The Revolt of the Populist Parties has the European Union Trembling

From whichever angle you look at it, the year 2016 marked a turning point. The British people voted to leave the European Union, giving way to what has been termed Brexit, and Americans elected Donald Trump to the White House. The two events are undoubtedly the sign of a rift and confirm that the conflict between the people and the elites – an expression dear to Steve Bannon, the strategist who strongly contributed to the success of The Donald – had become a serious issue.

It is for this very reason that in 2016 two university professors – Roger Eatwell and Matthew Goodwin – decided to analyse the phenomenon in a book by the title “National Populism. The Revolt Against Liberal Democracy.” Nationalism 2.0 could no longer be underestimated. The true roots of this change had to be, and still need to, understood. Indeed, such a change could, with the upcoming European elections on 26 May, transform the face of the Old Continent.

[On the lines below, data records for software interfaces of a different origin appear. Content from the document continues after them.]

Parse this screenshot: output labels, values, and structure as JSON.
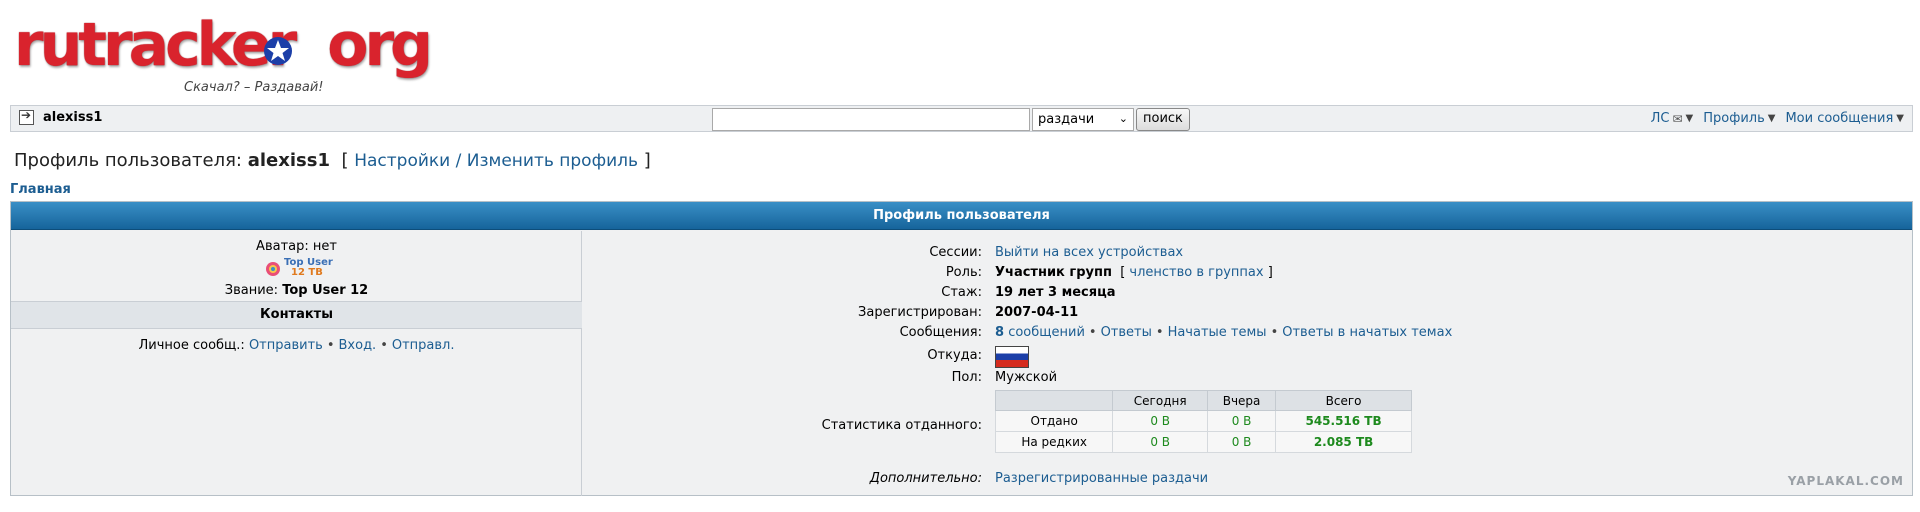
{
  "logo": {
    "word": "rutracker",
    "org": "org",
    "tagline": "Скачал? – Раздавай!"
  },
  "topbar": {
    "username": "alexiss1",
    "search_placeholder": "",
    "search_scope": "раздачи",
    "search_button": "поиск",
    "nav": [
      {
        "label": "ЛС"
      },
      {
        "label": "Профиль"
      },
      {
        "label": "Мои сообщения"
      }
    ]
  },
  "title": {
    "prefix": "Профиль пользователя:",
    "username": "alexiss1",
    "link": "Настройки / Изменить профиль"
  },
  "breadcrumb": "Главная",
  "profile": {
    "header": "Профиль пользователя",
    "avatar_label": "Аватар: нет",
    "badge": {
      "line1": "Top User",
      "line2": "12 TB"
    },
    "rank_label": "Звание:",
    "rank_value": "Top User 12",
    "contacts_header": "Контакты",
    "pm_label": "Личное сообщ.:",
    "pm_links": [
      "Отправить",
      "Вход.",
      "Отправл."
    ],
    "fields": {
      "sessions_label": "Сессии:",
      "sessions_value": "Выйти на всех устройствах",
      "role_label": "Роль:",
      "role_value": "Участник групп",
      "role_link": "членство в группах",
      "exp_label": "Стаж:",
      "exp_value": "19 лет 3 месяца",
      "reg_label": "Зарегистрирован:",
      "reg_value": "2007-04-11",
      "posts_label": "Сообщения:",
      "posts_count": "8",
      "posts_word": "сообщений",
      "posts_links": [
        "Ответы",
        "Начатые темы",
        "Ответы в начатых темах"
      ],
      "from_label": "Откуда:",
      "gender_label": "Пол:",
      "gender_value": "Мужской",
      "stats_label": "Статистика отданного:",
      "extra_label": "Дополнительно:",
      "extra_value": "Разрегистрированные раздачи"
    },
    "stats": {
      "headers": [
        "",
        "Сегодня",
        "Вчера",
        "Всего"
      ],
      "rows": [
        {
          "name": "Отдано",
          "today": "0 B",
          "yesterday": "0 B",
          "total": "545.516 TB"
        },
        {
          "name": "На редких",
          "today": "0 B",
          "yesterday": "0 B",
          "total": "2.085 TB"
        }
      ]
    }
  },
  "watermark": "YAPLAKAL.COM",
  "colors": {
    "link": "#1c5d91",
    "header_blue": "#16649b",
    "logo_red": "#d9232d",
    "stat_green": "#1e8a1e"
  }
}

Rebel Europe Populism did not appear overnight. It is not just the result of the 2008 crisis or of the arrival of refugees following the Arab Springs. Its roots lie much deeper, as Eatwell and Goodwin recount. In the 80s, – when the Berlin wall still scarred the German capital and marked the division between the West and the Soviet Union – Jean-Marie Le Pen, leader of the French National Front, and Jörg Haider, head of Austria’s Freedom Party (Fpo), began garnering significant success. In 1988 the French nationalists obtained 14% in the national elections and in 2002 they scored even better, just one step away from winning the presidency.

Between 1990 and 2000 populist movements sprung up throughout the Old Continent, while in 2004 Nigel Farage’s Ukip obtained an important result. All this, the authors specify, while the British economy was soaring. This particular detail disproves one of the major inaccuracies about the movement: it is not true that the rise of the populists was caused by the Old continent’s economic problems during the past years.

According to Roger Eatwell and Matthew Goodwin it is also not true that all populists are “Angry white men”. One just need think that 28% of Trump’s consensus was made up of Latin American votes. While it is true that these movement sometimes catalyse the vote of extremist fringes, it would be reductive to label them all under “Fascism”.

What we are facing is without doubt a revolt against the Western and European systems. There is increasing feeling among EU citizens that Brussels and Strasbourg are too detached from their needs; European institutions are seen as unable to solve the problems people face. And is it exactly exploiting this malaise that populist groups gather support which, the two authors write, will change the politics of many Western nations for a long time to come.

The challenge has already begun. May 26 will be a defining point. If, as surveys seem to predict, populist parties will be successful in increasing their consensus, then traditional parties will have to start reconsidering themselves. The future of the European Union itself is at stake.